If you missed the first two parts, they can be found here: (Part I, Part II) At some point I’ll put together an index page.
Two Dimensions of Argument
In the previous two parts, I first argued that you can divide arguments in stories up according to whether they try to argue a specific point or whether they try to explore the facets of an argument without coming to a conclusion. I then argued that you could look at the arguments in terms of who is making them: whether the points of the argument are borne entirely by the characters, or whether by the elements of the world (setting, things that are true in that story about human nature, physics, magic, etc).
Having sliced up the field crudely along two dimensions, and if I assume that these dimensions are actually orthogonal (that is, describing independent aspects) then we have four kinds of stories:
I. Exploratory stories where the characters make the arguments.
II. Exploratory stories where the world makes the arguments.
III. Persuasive stories where the characters make the arguments.
IV. Persuasive stories where the world makes the arguments.
The question naturally arises of whether these two axes really are independent. That is, is there something about the nature of making your arguments through characters vs. through the world that makes the story inherently exploratory or persuasive? Are arguments made by characters inherently exploratory, and arguments made by the world inherently persuasive? I want to say “No” and move on, but there’s this matter of authorial intent and distance that I’m having a hard time getting past.
When the argument is made purely with characters, there’s a certain distance between the author and the arguments. Hannibal Lecter can sound very intelligent, but due to the content of his character, I doubt readers think that Thomas Harris himself believes anything Lecter says. The context instead causes villains’ arguments to become a sort of challenge: “These claims can’t be true… but can you disprove them?” It adds tension at a meta-level, tension between the reader and the book.

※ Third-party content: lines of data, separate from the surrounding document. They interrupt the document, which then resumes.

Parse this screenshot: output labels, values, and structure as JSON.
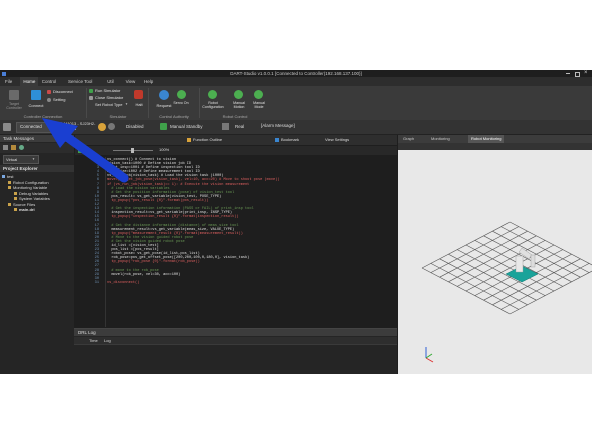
{
  "window": {
    "title": "DART-Studio v1.0.0.1 [Connected to Controller(192.168.137.100)]"
  },
  "menu": [
    "File",
    "Home",
    "Control",
    "Service Tool",
    "Util",
    "View",
    "Help"
  ],
  "ribbon": {
    "controller_connection": {
      "label": "Controller Connection",
      "target_controller": "Target Controller",
      "connect": "Connect",
      "disconnect": "Disconnect",
      "setting": "Setting"
    },
    "simulator": {
      "label": "Simulator",
      "run": "Run Simulator",
      "close": "Close Simulator",
      "set_robot_type": "Set Robot Type",
      "halt": "Halt"
    },
    "control_authority": {
      "label": "Control Authority",
      "request": "Request"
    },
    "robot_control": {
      "label": "Robot Control",
      "servo_on": "Servo On",
      "robot_configuration": "Robot Configuration",
      "manual_motion": "Manual Motion",
      "manual_mode": "Manual Mode"
    }
  },
  "status_bar": {
    "connected": "Connected",
    "model": "M1013 - SJ23H2-M1013",
    "disabled": "Disabled",
    "manual_standby": "Manual Standby",
    "real": "Real",
    "alarm": "[Alarm Message]"
  },
  "left_panel": {
    "tab": "Task Messages",
    "mode": "Virtual",
    "explorer_title": "Project Explorer",
    "tree": [
      {
        "label": "test",
        "level": 0
      },
      {
        "label": "Robot Configuration",
        "level": 1
      },
      {
        "label": "Monitoring Variable",
        "level": 1
      },
      {
        "label": "Debug Variables",
        "level": 2
      },
      {
        "label": "System Variables",
        "level": 2
      },
      {
        "label": "Source Files",
        "level": 1
      },
      {
        "label": "main.drl",
        "level": 2
      }
    ]
  },
  "editor": {
    "function_outline": "Function Outline",
    "bookmark": "Bookmark",
    "view_settings": "View Settings",
    "zoom": "100%",
    "lines": [
      {
        "n": "1",
        "t": "vs_connect() # Connect to vision",
        "c": "#e0e0e0"
      },
      {
        "n": "2",
        "t": "vision_task=1000 # Define vision job ID",
        "c": "#e0e0e0"
      },
      {
        "n": "3",
        "t": "print_insp=1001 # Define inspection tool ID",
        "c": "#e0e0e0"
      },
      {
        "n": "4",
        "t": "meas_size=1002 # Define measurement tool ID",
        "c": "#e0e0e0"
      },
      {
        "n": "5",
        "t": "vs_load_job(vision_task) # Load the vision task (1000)",
        "c": "#e0e0e0"
      },
      {
        "n": "6",
        "t": "movel(vs_get_job_pose(vision_task), vel=10, acc=20) # Move to shoot pose (move))",
        "c": "#e06060"
      },
      {
        "n": "7",
        "t": "if (vs_run_job(vision_task)== 1): # Execute the vision measurement",
        "c": "#e06060"
      },
      {
        "n": "8",
        "t": "  # Load the vision variables",
        "c": "#6a9955"
      },
      {
        "n": "9",
        "t": "  # Get the position information (pose) of vision_test tool",
        "c": "#6a9955"
      },
      {
        "n": "10",
        "t": "  pos_result= vs_get_variable(vision_test, POSE_TYPE)",
        "c": "#e0e0e0"
      },
      {
        "n": "11",
        "t": "  tp_popup(\"pos_result {0}\".format(pos_result))",
        "c": "#e06060"
      },
      {
        "n": "12",
        "t": "",
        "c": "#e0e0e0"
      },
      {
        "n": "13",
        "t": "  # Get the inspection information (PASS or FAIL) of print_insp tool",
        "c": "#6a9955"
      },
      {
        "n": "14",
        "t": "  inspection_result=vs_get_variable(print_insp, INSP_TYPE)",
        "c": "#e0e0e0"
      },
      {
        "n": "15",
        "t": "  tp_popup(\"inspection_result {0}\".format(inspection_result))",
        "c": "#e06060"
      },
      {
        "n": "16",
        "t": "",
        "c": "#e0e0e0"
      },
      {
        "n": "17",
        "t": "  # Get the distance information (distance) of meas_size tool",
        "c": "#6a9955"
      },
      {
        "n": "18",
        "t": "  measurement_result=vs_get_variable(meas_size, VALUE_TYPE)",
        "c": "#e0e0e0"
      },
      {
        "n": "19",
        "t": "  tp_popup(\"measurement_result {0}\".format(measurement_result))",
        "c": "#e06060"
      },
      {
        "n": "20",
        "t": "  # Move to the vision guided robot pose",
        "c": "#6a9955"
      },
      {
        "n": "21",
        "t": "  # Get the vision guided robot pose",
        "c": "#6a9955"
      },
      {
        "n": "22",
        "t": "  id_list =[vision_test]",
        "c": "#e0e0e0"
      },
      {
        "n": "23",
        "t": "  pos_list =[pos_result]",
        "c": "#e0e0e0"
      },
      {
        "n": "24",
        "t": "  robot_pose= vs_get_pose(id_list,pos_list)",
        "c": "#e0e0e0"
      },
      {
        "n": "25",
        "t": "  rob_pose=pos_get_offset_pose([200,200,100,0,180,0], vision_task)",
        "c": "#e0e0e0"
      },
      {
        "n": "26",
        "t": "  tp_popup(\"rob_pose {0}\".format(rob_pose))",
        "c": "#e06060"
      },
      {
        "n": "27",
        "t": "",
        "c": "#e0e0e0"
      },
      {
        "n": "28",
        "t": "  # move to the rob_pose",
        "c": "#6a9955"
      },
      {
        "n": "29",
        "t": "  movel(rob_pose, vel=30, acc=100)",
        "c": "#e0e0e0"
      },
      {
        "n": "30",
        "t": "",
        "c": "#e0e0e0"
      },
      {
        "n": "31",
        "t": "vs_disconnect()",
        "c": "#e06060"
      }
    ]
  },
  "log_panel": {
    "title": "DRL Log",
    "col_time": "Time",
    "col_log": "Log"
  },
  "right_panel": {
    "tabs": [
      "Graph",
      "Monitoring",
      "Robot Monitoring"
    ]
  },
  "colors": {
    "accent": "#2f5fd6",
    "arrow": "#1a3fd1",
    "floor": "#1aa39a"
  }
}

Because of that distance, though, I think that there’s a sense that arguments made purely through what the characters say and do (even in 1st person perspective stories) are more inherently exploratory, that it’s harder to divine what the author really thinks from this sort of presentation. Call it plausible deniability, or the fictional equivalent of constantly saying “One could argue that…” Conversely, I think there’s a sense of Freudian slip to world-building, that the author is somehow making more subconscious decisions there, and so arguments made in that way are more visceral.
I think, though, that this is only tendency, and doesn’t actually reflect a deeper connection between the axes. Back in To Build A Fire, London is making the opposite argument that the character is. The character thinks he’s just fine out there, that all he needs to do is be prudent, and he acts accordingly. In fact, if you were to go through that story and strip out the lines with the character talking to himself, you’d still be left with London’s argument — but it would be less clear for lack of the contrast. It would basically just be some dude in the woods. That might be an interesting writing exercise, actually. (In some ways, that story contains not so much an argument as a counter-argument: The character explains one point of view, and the story demonstrates that it is wrong.)
Still, I’m not entirely sure that I can back up that statement that this is tendency only, so I’m going to punt the question for now. Do you have any thoughts on the subject, dear reader?
Having established what I hope will be a useful vocabulary for discussing the kinds of arguments found in stories, I now want to get into the arguments themselves. In the next part, I’m going to talk about the concept of stasis, the point of disagreement where an argument lies. (I’m not sure yet whether that post will be in one part or two)
2 thoughts on “I’m Here For an Argument, Part 3”
I think any of those four stories can exist, and which sort the story is will have as much to do with the reader as with the actual content of the story or what the author intended. If characters couldn’t make persuasive arguments, why would so many authors have to point out that the thoughts of the characters are not necessarily the thoughts of the authors themselves? Clearly that wasn’t the argument the author wanted the reader to take away, it wasn’t meant to be persuasive, but it was anyway. Or to go back to your Atlas Shrugged example from an earlier post – that world was definitely persuasive, but so were the characters. There’s not really anything exploratory about any of Rand’s work – she knew her answers and she wanted to make sure her readers knew them too.
On the flip side, there are definitely stories where the world is just exploratory, or at least only meant to be. I think one of the most famous examples would have to be Starship Troopers. Hienlien’s been getting flack for being a fascist ever since, but he set up that world just to give his characters a reason to join the military so he could explore military relationships. Thus, and exploratory world read as persuasive. Lots of post-apocalyptic literature have exploratory worlds too, giving characters the room to find their own arguments as they cope with that world.
One thing that I sort of left up in the air is that in stories where the world is enlisted in making the argument, the characters often are part of that. It sort of ruins my dichotomy, I suppose, but my gut says that they’re used differently. I should think about that.
(And how could I have forgotten Heinlein! I should reread some of his stuff for the blog posts coming up.)